Wednesday, January 23, 2013

Post on Federal Hearing at ANS Nuclear Cafe (and more)

Graph from economic report
March 2010
State Turns Economic Facts Upside Down

Yesterday, ANS Nuclear Cafe published my blog post: In Federal Appeals Court, Vermont Presents Backwards Economic Arguments. In this post I go through the Appeals Court hearing, and especially Vermont's claims of why they say they want to shut down Vermont Yankee. With quotes and examples, I show that Vermont's arguments are..well...bogus.

Yes, "bogus" is the word I used in the post, and I think it's the right word.  Though I am fond of the word meretricious, which Google defines as: "Apparently attractive but having in reality no value or integrity: "meretricious souvenirs for the tourist trade".

Let's look at these meretricious arguments.

First Vermont claimed they were interested in economics, not safety, when the Senate took their famous vote.  I point out that they voted in February. They had ordered an economic report on Vermont Yankee, but it was due to be issued a few weeks after their vote.  They voted anyway, not willing to wait for their own economic report on Vermont Yankee, which was issued in March.  Pretty hard to claim the vote was all about economics, under these circumstances!

Second, I quote their lawyer, who basically says that the state wants Vermont Yankee shut down because the paid-off plant makes it hard for new plants to compete.  The state has an interest in keeping electricity prices high?  That's a new one.

Third, in a last-minute salvo, the state lawyer said the revenue sharing agreement with Vermont Yankee is worth $587 million dollars (to Vermont utilities), and that agreement ties the utilities to Vermont Yankee, and that's a bad thing.  Again, a amazing statement.  True.
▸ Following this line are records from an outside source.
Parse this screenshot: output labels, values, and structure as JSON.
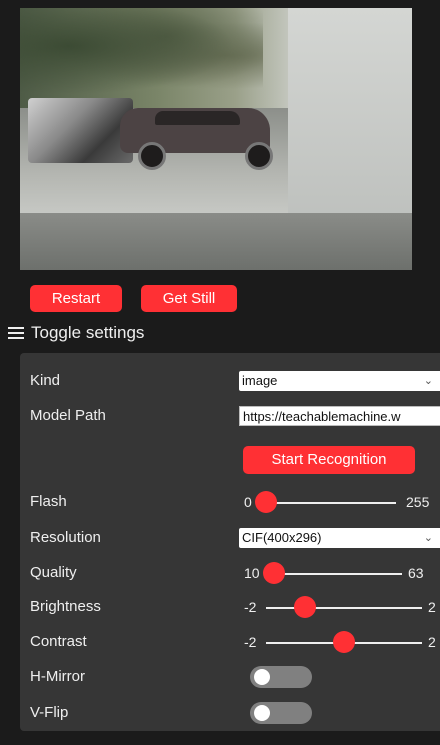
{
  "controls": {
    "restart_label": "Restart",
    "get_still_label": "Get Still",
    "toggle_settings_label": "Toggle settings"
  },
  "settings": {
    "kind": {
      "label": "Kind",
      "value": "image"
    },
    "model_path": {
      "label": "Model Path",
      "value": "https://teachablemachine.w"
    },
    "start_recognition_label": "Start Recognition",
    "flash": {
      "label": "Flash",
      "min": "0",
      "max": "255",
      "value": 0
    },
    "resolution": {
      "label": "Resolution",
      "value": "CIF(400x296)"
    },
    "quality": {
      "label": "Quality",
      "min": "10",
      "max": "63",
      "value": 10
    },
    "brightness": {
      "label": "Brightness",
      "min": "-2",
      "max": "2",
      "value": -1
    },
    "contrast": {
      "label": "Contrast",
      "min": "-2",
      "max": "2",
      "value": 0
    },
    "hmirror": {
      "label": "H-Mirror",
      "on": false
    },
    "vflip": {
      "label": "V-Flip",
      "on": false
    }
  },
  "colors": {
    "accent": "#ff3034",
    "panel": "#363636",
    "background": "#1b1b1b"
  }
}
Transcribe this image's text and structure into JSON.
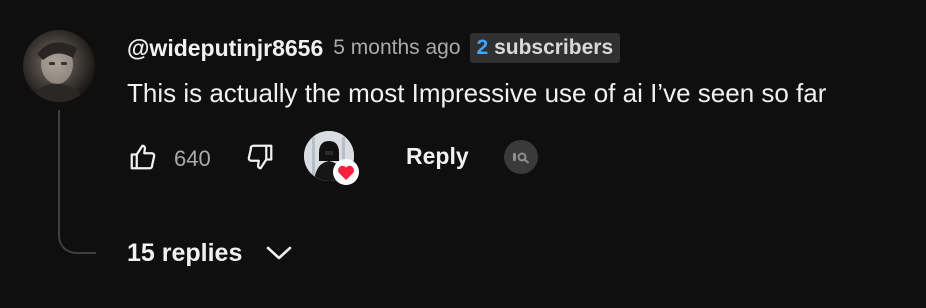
{
  "comment": {
    "author": "@wideputinjr8656",
    "timestamp": "5 months ago",
    "subscriber_count": "2",
    "subscriber_label": "subscribers",
    "text": "This is actually the most Impressive use of ai I’ve seen so far",
    "avatar_icon": "user-avatar-photo"
  },
  "actions": {
    "like_icon": "thumbs-up-icon",
    "like_count": "640",
    "dislike_icon": "thumbs-down-icon",
    "creator_heart_icon": "creator-heart-avatar",
    "reply_label": "Reply",
    "extra_icon": "link-icon"
  },
  "replies": {
    "label": "15 replies",
    "toggle_icon": "chevron-down-icon"
  },
  "colors": {
    "background": "#0f0f0f",
    "text": "#f1f1f1",
    "secondary_text": "#aaaaaa",
    "accent_blue": "#3ea6ff",
    "heart_red": "#ff1f3d",
    "thread_line": "#3f3f3f"
  }
}
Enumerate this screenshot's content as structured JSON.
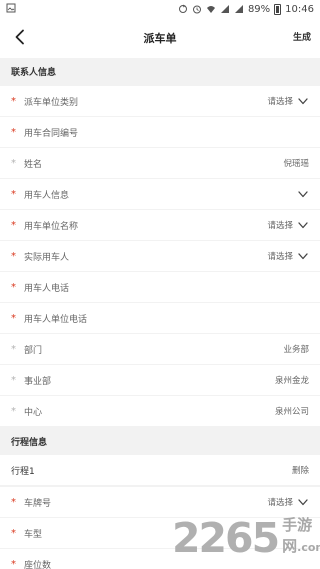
{
  "status_bar": {
    "battery": "89%",
    "time": "10:46"
  },
  "header": {
    "title": "派车单",
    "action_label": "生成"
  },
  "sections": {
    "contact_title": "联系人信息",
    "trip_title": "行程信息"
  },
  "contact_fields": [
    {
      "label": "派车单位类别",
      "value": "请选择",
      "required": true,
      "dropdown": true
    },
    {
      "label": "用车合同编号",
      "value": "",
      "required": true,
      "dropdown": false
    },
    {
      "label": "姓名",
      "value": "倪瑶瑶",
      "required": false,
      "dropdown": false
    },
    {
      "label": "用车人信息",
      "value": "",
      "required": true,
      "dropdown": true
    },
    {
      "label": "用车单位名称",
      "value": "请选择",
      "required": true,
      "dropdown": true
    },
    {
      "label": "实际用车人",
      "value": "请选择",
      "required": true,
      "dropdown": true
    },
    {
      "label": "用车人电话",
      "value": "",
      "required": true,
      "dropdown": false
    },
    {
      "label": "用车人单位电话",
      "value": "",
      "required": true,
      "dropdown": false
    },
    {
      "label": "部门",
      "value": "业务部",
      "required": false,
      "dropdown": false
    },
    {
      "label": "事业部",
      "value": "泉州金龙",
      "required": false,
      "dropdown": false
    },
    {
      "label": "中心",
      "value": "泉州公司",
      "required": false,
      "dropdown": false
    }
  ],
  "trip": {
    "name": "行程1",
    "delete_label": "删除",
    "fields": [
      {
        "label": "车牌号",
        "value": "请选择",
        "required": true,
        "dropdown": true
      },
      {
        "label": "车型",
        "value": "",
        "required": true,
        "dropdown": false
      },
      {
        "label": "座位数",
        "value": "",
        "required": true,
        "dropdown": false
      }
    ]
  },
  "watermark": {
    "number": "2265",
    "text": "手游网",
    "suffix": ".com"
  },
  "colors": {
    "required_marker": "#d9381e",
    "page_background": "#f2f2f2"
  }
}
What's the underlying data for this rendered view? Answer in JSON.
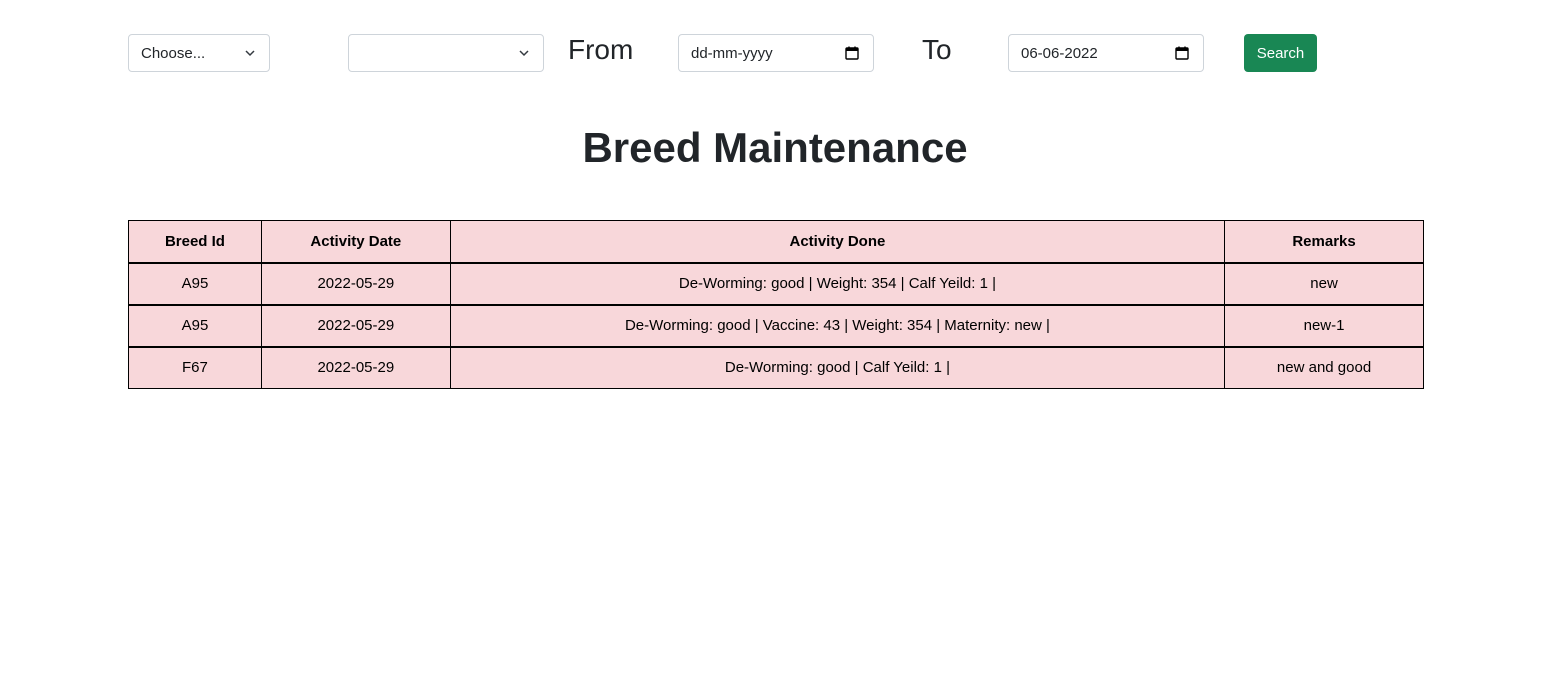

Entergy may have to pay half a billion dollars to Vermont utilities, allowing them to upgrade infrastructure and/or lower rates to their customers.  How is that any evidence that the state should shut the plant down?

I end my ANS post with a quote from Cheryl Hanna of Vermont Law School   Hanna concludes that if the state loses the case (and she thinks it probably will), it is not going to be because the state was "out-lawyered." It will be because the facts and the law are mostly on the side of Entergy.

Please read my post about the hearing. I worked quite hard on it. I am pleased that it was chosen as Best of the Blogs at Nuclear Townhall yesterday.

Guy Page's Guest Post is Now at Energy Collective

Monday, I posted a guest post by Guy Page about the importance of the nuclear plants to the economy of New England.  He based his post on a New England Council report on energy and economics.  I am proud to say that his post has been picked up by The Energy Collective, a prestigious and widely-read blog about energy issues.  It's getting some good comments there, too. I am happy to see an important post on an important topic get more readership!  Energy Policy is Key to Vermont's Future.

Fun with Fuel Pools

XKCD is a scientist, cartoonist, and essayist.  On Tuesdays, he has a feature called "What  If?  Answering your hypothetical questions with physics, every Tuesday"  Yesterday he addressed the question: "What if I took a swim in a typical spent fuel pool?"   Great fun with beach balls!

For the geeky, I also recommend his comics. I love the one about energy density of uranium versus other fuels: Log scales are for quitters who can't find enough paper to make their point properly

1 comment:

Tom Clegg said...

Meredith, Vermont's argument reminds me of an old Abbot and Costell routine or 7 x 13 = 28. I know you are to young to know this routine but if you look it up on u tube you will see it is the same math that Vermont is using.